The best way to phrase the question is by giving a specific example:

I like Metallica. However, given pretty much every album they have- I usually really like 3-4 songs from that album, and am completely indifferent or dislike the rest of the songs (yes, even in the Black Album...)

Metallica is a prolific band, so in total I can easily create a long playlist of their work that I enjoy, but still it remains that I do not like most of their songs.

This is of course highly subjective but I noticed that this applies pretty much to every band/musician that I like (so no offence the Metallica, I am an avid fan and they totally they rock!!! ;))

I am curious whether there is research into the 'efficiency' of musicians.

By 'efficiency' I mean (roughly) what portion of their individual creations resonate with the listeners.

I am asking beyond 'hit songs'- being the tracks that are played in MTV/Radio. My question is also about the songs that the fans discover by listening themselves.

  • "even in the Black Album" seems such a weird comment to me, because while i wouldnt skip anything on ride the lightning/master of puppets, yeah, a solid half of black album should never have been recorded; i dont think anyone considers it their best album. i'm not just making fun of your taste in music, i'm pointing out that "formal measure" of subjective qualities obviously don't exist.
    – Esther
    Oct 20, 2021 at 19:44

1 Answer 1


This isn't definitive, but too much for just a comment.

You could qualify it by the number of singles that became hits… though that would fail on bands such as Zeppelin.
You could also consider 'songs recognised by most people', even if they were never singles.

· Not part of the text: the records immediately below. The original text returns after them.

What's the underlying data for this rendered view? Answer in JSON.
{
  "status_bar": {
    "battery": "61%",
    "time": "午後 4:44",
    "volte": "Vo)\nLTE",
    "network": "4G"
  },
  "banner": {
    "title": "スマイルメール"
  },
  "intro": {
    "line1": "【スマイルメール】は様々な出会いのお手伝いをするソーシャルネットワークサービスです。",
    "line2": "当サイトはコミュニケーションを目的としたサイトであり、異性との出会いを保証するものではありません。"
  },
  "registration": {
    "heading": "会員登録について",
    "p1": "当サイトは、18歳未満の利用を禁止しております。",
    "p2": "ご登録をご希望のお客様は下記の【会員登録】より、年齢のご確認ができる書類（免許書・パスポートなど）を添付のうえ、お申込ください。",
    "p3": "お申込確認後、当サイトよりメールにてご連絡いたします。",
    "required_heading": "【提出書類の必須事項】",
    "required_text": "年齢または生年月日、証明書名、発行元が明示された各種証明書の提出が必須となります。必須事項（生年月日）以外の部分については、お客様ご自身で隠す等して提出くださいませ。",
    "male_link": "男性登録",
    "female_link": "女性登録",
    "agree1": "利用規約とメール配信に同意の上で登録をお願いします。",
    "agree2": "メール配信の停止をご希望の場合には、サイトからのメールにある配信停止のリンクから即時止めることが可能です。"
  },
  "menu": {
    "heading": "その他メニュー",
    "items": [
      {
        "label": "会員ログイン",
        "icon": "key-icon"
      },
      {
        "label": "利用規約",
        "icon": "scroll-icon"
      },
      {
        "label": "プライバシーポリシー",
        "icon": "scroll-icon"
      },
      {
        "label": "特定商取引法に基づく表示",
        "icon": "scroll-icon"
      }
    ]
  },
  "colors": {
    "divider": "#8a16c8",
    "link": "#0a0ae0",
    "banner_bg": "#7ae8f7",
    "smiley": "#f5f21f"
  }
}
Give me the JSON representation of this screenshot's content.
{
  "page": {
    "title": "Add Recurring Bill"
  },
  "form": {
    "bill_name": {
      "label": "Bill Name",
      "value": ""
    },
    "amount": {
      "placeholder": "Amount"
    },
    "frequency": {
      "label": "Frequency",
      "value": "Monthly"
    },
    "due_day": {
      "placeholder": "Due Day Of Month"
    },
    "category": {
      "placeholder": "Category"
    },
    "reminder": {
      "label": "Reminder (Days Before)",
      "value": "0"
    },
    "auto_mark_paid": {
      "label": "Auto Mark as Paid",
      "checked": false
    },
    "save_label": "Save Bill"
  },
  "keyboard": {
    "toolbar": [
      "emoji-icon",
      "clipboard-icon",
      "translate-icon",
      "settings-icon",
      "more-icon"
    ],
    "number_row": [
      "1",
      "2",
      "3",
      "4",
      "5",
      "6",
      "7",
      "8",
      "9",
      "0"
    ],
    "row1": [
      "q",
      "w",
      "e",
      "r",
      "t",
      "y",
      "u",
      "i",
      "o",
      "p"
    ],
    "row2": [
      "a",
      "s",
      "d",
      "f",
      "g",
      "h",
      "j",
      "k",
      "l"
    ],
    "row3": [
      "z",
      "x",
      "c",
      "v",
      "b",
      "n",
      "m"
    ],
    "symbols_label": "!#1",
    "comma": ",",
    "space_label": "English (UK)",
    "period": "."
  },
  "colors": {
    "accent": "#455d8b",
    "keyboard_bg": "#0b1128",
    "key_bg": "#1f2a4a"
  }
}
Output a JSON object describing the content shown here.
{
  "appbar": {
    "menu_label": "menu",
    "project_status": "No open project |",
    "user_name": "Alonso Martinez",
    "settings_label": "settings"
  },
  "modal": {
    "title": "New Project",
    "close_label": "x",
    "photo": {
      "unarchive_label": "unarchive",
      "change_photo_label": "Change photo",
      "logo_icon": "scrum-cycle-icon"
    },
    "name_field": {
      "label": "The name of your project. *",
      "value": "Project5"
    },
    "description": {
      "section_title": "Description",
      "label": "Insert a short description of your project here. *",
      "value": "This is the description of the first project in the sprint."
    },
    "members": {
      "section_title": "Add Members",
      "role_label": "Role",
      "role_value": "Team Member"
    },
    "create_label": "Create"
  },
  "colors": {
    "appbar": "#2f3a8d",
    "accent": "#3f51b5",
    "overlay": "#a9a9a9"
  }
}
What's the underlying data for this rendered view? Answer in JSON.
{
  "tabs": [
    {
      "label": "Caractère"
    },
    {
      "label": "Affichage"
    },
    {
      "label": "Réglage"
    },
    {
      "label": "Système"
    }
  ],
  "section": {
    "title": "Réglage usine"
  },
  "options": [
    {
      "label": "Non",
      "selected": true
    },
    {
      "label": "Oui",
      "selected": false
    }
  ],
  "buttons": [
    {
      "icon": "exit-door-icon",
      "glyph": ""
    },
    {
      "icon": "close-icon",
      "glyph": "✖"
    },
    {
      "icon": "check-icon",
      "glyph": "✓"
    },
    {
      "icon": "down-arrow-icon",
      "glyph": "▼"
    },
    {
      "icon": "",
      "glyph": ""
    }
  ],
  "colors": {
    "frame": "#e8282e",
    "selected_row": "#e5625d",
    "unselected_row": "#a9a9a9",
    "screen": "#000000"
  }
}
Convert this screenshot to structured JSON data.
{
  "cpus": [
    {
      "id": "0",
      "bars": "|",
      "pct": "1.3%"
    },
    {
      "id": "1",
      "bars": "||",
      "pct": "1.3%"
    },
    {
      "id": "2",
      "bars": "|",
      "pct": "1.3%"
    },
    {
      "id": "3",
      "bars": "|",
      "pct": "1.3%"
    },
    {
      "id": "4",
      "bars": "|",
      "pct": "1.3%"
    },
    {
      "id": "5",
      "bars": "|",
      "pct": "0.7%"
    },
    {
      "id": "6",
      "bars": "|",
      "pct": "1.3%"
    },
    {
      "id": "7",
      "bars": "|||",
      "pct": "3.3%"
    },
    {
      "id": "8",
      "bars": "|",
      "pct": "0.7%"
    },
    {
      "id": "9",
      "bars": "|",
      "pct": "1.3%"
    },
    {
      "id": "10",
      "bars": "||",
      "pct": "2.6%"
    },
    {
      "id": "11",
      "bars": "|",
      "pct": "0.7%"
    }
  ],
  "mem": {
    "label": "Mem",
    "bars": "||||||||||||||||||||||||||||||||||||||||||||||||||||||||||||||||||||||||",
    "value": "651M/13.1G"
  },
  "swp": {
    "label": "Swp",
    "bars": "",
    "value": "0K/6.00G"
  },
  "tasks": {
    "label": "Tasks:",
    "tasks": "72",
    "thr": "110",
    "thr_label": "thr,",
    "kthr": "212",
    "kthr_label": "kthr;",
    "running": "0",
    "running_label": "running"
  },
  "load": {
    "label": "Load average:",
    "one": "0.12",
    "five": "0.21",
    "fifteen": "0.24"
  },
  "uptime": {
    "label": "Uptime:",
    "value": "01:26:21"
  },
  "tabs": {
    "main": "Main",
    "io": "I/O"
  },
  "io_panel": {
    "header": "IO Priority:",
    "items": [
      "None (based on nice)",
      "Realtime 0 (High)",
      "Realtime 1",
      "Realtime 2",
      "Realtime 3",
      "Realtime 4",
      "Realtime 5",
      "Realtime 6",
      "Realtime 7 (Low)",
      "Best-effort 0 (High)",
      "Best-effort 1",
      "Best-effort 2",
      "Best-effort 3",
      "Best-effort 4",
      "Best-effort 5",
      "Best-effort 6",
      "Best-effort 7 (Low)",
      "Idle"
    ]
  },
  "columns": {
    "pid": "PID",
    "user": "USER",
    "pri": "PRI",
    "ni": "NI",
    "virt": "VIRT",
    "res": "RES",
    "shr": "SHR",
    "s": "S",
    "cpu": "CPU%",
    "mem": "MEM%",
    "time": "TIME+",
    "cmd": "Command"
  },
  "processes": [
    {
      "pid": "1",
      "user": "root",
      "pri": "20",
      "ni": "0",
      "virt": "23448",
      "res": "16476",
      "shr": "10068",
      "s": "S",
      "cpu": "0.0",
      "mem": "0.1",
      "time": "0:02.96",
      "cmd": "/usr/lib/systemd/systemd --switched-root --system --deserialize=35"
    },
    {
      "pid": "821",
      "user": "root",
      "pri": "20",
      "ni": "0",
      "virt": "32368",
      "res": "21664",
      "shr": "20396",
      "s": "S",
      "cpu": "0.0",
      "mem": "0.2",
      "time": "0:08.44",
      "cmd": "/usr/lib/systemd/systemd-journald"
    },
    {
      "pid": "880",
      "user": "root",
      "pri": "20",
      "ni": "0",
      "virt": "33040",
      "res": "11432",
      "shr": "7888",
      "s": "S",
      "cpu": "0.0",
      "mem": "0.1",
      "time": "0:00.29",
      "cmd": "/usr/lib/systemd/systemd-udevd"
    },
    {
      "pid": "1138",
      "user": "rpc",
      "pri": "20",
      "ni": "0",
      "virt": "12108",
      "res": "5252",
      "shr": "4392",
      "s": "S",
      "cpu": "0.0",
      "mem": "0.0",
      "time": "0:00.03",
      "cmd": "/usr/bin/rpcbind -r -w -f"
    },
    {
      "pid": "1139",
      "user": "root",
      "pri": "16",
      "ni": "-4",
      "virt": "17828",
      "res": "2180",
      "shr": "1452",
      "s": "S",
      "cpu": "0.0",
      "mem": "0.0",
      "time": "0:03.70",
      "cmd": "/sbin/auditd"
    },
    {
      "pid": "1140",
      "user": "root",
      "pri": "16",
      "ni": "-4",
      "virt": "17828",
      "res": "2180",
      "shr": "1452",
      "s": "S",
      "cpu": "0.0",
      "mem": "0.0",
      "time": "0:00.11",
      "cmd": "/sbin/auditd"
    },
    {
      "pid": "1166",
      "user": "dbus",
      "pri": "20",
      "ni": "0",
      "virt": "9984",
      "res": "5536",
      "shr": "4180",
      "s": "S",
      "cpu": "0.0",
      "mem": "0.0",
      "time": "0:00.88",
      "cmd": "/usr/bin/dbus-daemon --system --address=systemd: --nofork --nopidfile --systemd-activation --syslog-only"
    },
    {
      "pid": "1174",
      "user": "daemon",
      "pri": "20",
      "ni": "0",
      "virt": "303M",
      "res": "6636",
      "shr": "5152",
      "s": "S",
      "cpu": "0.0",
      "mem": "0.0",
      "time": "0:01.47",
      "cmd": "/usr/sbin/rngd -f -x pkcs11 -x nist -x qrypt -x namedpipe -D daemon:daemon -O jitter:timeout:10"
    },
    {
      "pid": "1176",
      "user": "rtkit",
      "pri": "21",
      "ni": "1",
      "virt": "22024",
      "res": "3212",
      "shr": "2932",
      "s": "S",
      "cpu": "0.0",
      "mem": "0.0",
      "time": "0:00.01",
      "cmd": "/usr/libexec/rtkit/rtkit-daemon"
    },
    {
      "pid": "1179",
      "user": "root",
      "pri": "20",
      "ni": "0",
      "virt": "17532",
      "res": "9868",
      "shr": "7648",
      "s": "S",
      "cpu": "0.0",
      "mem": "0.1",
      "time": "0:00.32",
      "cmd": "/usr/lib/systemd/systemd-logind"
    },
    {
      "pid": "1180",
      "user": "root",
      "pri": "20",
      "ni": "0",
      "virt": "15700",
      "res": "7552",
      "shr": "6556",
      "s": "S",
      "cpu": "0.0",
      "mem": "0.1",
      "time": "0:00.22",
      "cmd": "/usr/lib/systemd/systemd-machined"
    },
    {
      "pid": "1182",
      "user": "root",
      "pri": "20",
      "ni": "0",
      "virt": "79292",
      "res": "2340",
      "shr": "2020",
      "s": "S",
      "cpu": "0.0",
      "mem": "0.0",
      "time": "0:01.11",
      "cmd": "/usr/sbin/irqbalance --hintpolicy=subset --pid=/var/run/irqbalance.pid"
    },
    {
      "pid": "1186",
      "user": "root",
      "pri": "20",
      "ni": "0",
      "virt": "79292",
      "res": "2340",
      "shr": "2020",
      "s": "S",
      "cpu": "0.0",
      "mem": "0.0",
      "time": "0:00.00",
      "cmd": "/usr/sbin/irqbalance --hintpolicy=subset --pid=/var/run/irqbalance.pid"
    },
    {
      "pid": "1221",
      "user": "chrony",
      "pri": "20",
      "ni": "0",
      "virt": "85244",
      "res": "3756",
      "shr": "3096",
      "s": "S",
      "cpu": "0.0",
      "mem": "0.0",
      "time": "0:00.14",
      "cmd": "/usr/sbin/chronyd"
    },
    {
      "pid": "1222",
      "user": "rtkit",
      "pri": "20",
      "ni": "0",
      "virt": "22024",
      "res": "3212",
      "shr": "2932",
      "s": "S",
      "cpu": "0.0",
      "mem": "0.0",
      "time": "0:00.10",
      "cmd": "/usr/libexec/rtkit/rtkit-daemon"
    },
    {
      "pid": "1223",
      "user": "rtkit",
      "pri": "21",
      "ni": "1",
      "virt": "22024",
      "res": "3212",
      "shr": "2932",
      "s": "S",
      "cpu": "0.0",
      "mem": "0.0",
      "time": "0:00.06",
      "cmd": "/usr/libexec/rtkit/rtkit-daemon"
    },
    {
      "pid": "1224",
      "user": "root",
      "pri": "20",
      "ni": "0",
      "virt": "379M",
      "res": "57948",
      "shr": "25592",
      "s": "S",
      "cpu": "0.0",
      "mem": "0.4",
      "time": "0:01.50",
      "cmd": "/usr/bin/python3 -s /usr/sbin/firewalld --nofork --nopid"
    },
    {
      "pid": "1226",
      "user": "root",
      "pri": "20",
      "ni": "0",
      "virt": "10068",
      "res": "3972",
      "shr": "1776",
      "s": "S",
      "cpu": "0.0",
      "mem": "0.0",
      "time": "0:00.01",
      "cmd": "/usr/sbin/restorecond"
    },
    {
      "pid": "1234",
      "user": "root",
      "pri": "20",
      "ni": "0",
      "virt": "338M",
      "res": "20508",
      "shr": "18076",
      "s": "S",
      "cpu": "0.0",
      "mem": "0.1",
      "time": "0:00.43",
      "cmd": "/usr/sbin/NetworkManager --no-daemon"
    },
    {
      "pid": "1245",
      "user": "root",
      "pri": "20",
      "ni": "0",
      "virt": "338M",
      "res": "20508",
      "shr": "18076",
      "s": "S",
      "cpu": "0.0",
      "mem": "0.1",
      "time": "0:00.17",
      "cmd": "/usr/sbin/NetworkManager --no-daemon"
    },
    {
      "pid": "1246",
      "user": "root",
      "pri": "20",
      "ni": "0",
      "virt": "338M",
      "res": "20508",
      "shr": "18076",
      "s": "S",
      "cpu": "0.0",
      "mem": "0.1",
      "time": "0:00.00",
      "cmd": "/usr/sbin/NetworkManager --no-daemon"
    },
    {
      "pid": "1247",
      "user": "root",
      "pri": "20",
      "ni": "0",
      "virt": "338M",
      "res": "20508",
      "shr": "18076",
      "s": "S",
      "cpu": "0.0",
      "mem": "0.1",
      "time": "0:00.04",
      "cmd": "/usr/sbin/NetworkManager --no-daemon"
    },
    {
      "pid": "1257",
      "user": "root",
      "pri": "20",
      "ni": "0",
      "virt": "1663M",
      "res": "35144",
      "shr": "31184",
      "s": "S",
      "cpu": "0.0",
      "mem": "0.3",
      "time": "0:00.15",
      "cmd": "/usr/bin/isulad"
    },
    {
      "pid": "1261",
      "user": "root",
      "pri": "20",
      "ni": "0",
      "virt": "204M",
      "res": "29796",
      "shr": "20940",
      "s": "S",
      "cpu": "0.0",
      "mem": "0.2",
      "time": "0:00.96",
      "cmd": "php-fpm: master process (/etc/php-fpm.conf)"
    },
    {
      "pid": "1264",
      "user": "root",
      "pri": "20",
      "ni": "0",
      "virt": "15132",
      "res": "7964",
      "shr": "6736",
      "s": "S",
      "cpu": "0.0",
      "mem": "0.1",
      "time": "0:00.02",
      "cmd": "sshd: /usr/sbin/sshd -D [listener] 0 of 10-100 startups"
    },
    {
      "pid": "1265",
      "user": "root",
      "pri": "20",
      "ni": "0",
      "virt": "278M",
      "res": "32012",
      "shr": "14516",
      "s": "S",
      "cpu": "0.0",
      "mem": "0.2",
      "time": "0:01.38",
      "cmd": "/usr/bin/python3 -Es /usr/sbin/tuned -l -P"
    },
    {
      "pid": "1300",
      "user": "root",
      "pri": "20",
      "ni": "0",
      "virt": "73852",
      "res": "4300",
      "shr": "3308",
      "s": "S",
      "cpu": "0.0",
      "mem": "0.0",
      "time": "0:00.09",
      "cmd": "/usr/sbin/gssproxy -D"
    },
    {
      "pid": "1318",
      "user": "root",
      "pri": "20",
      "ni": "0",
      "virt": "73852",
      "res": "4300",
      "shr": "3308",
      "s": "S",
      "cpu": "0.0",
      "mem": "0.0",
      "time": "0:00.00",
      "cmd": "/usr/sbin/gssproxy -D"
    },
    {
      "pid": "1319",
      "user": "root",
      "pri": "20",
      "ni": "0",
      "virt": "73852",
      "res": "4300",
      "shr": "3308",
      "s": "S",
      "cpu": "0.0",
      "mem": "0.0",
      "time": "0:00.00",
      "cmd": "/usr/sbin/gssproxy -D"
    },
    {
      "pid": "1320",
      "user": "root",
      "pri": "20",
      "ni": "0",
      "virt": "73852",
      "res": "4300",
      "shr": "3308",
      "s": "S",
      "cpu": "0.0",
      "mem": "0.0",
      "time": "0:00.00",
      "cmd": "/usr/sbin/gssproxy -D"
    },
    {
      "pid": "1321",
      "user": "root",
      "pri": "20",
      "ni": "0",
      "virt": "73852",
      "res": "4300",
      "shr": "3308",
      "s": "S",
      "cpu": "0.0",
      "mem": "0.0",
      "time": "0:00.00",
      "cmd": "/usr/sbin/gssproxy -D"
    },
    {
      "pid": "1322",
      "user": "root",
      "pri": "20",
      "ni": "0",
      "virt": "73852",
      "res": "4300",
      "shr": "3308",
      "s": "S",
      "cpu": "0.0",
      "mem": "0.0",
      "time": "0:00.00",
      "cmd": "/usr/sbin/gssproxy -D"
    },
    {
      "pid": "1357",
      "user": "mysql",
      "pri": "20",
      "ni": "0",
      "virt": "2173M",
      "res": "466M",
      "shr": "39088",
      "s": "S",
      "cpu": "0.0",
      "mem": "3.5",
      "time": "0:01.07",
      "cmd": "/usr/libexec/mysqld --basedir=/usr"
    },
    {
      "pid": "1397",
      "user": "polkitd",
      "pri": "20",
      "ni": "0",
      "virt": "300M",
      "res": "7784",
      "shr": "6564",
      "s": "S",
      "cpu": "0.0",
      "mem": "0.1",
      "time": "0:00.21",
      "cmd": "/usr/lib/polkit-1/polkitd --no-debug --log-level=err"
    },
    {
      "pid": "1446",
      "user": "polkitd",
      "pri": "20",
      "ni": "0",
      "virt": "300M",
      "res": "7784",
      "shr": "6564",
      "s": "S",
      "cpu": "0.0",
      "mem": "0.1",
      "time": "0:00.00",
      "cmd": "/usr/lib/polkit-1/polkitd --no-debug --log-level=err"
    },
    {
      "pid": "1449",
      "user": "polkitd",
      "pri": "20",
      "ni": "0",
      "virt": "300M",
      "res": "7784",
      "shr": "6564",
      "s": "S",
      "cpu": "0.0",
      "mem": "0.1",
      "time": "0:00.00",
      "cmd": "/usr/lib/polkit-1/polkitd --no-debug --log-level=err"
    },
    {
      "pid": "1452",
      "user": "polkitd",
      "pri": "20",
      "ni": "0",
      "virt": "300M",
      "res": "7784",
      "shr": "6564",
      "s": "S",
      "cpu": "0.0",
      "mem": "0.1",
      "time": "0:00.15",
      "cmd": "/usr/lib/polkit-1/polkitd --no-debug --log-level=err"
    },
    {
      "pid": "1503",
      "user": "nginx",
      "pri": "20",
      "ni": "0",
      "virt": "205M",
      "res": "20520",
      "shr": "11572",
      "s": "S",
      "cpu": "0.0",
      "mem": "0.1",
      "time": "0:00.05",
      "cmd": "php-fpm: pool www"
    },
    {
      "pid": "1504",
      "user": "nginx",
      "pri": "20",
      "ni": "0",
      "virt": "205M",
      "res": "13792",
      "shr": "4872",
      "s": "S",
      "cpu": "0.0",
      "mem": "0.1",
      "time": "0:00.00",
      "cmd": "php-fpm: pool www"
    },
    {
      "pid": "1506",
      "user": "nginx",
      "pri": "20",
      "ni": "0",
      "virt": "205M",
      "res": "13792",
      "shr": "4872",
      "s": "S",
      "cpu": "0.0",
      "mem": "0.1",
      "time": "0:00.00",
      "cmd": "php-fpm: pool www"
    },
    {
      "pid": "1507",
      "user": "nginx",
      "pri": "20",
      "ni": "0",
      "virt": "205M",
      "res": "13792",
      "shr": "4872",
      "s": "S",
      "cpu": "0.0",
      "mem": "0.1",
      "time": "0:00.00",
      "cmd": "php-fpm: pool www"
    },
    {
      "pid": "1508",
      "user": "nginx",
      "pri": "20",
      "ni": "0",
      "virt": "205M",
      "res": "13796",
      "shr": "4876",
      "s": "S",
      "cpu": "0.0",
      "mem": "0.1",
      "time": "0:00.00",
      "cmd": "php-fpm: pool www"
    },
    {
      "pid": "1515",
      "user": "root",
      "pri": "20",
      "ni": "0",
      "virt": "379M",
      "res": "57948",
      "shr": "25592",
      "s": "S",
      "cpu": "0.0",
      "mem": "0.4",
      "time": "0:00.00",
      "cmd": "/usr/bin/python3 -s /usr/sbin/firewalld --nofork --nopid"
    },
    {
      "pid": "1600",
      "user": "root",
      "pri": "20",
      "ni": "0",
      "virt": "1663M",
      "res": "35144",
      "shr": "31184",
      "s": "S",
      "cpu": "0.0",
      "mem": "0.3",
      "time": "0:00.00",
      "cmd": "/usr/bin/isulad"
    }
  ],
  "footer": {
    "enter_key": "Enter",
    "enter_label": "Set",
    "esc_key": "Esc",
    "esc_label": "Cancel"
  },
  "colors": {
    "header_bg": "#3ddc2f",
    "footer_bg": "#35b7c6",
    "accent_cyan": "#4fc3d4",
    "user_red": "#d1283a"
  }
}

In the 80s it became a bit of a race by record companies to get 4 or 5 hits off an album, so that waters down the distinction a little. Some artists have never measured themselves by 'pure hit singles'

However, by any measure, I'd say you'd struggle to beat the Beatles Rubber Soul - 7 songs that could easily be considered "all-time-greats" from 14 tracks.
Mere also-rans would be
Help - also 7
Hard Day's Night - just 6
Please Please Me - a mere 5 ;)

You might have to also bear in mind they were releasing two albums a year through this period. Imagine doing that these days & still getting a 50% hit-rate.

I do recall having a bad time of it in the 90s, buying albums after hearing one track, to discover that was the only decent track on the album.
Compared to, for example, Floyd's Wish You Were Here, which doesn't contain a single duffer… though nor does it contain a single 'single'.

There is also a great distinction between perhaps the 70s to 90s [until the late 60s people didn't really buy albums, singles were the main thing] vs 'modern' in that people don't go out & buy albums in the same way they did.
Also, that the modern consumer is considerably 'richer' in terms of disposable income.
In the 60s & 70s if you bought an album, that would be one of two or three that year - so you'd definitely play it to death for six weeks or more, learning every word & every nuance of every track.
That really just doesn't happen any more.

Your Answer

By clicking “Post Your Answer”, you agree to our terms of service and acknowledge you have read our privacy policy.

Not the answer you're looking for? Browse other questions tagged or ask your own question.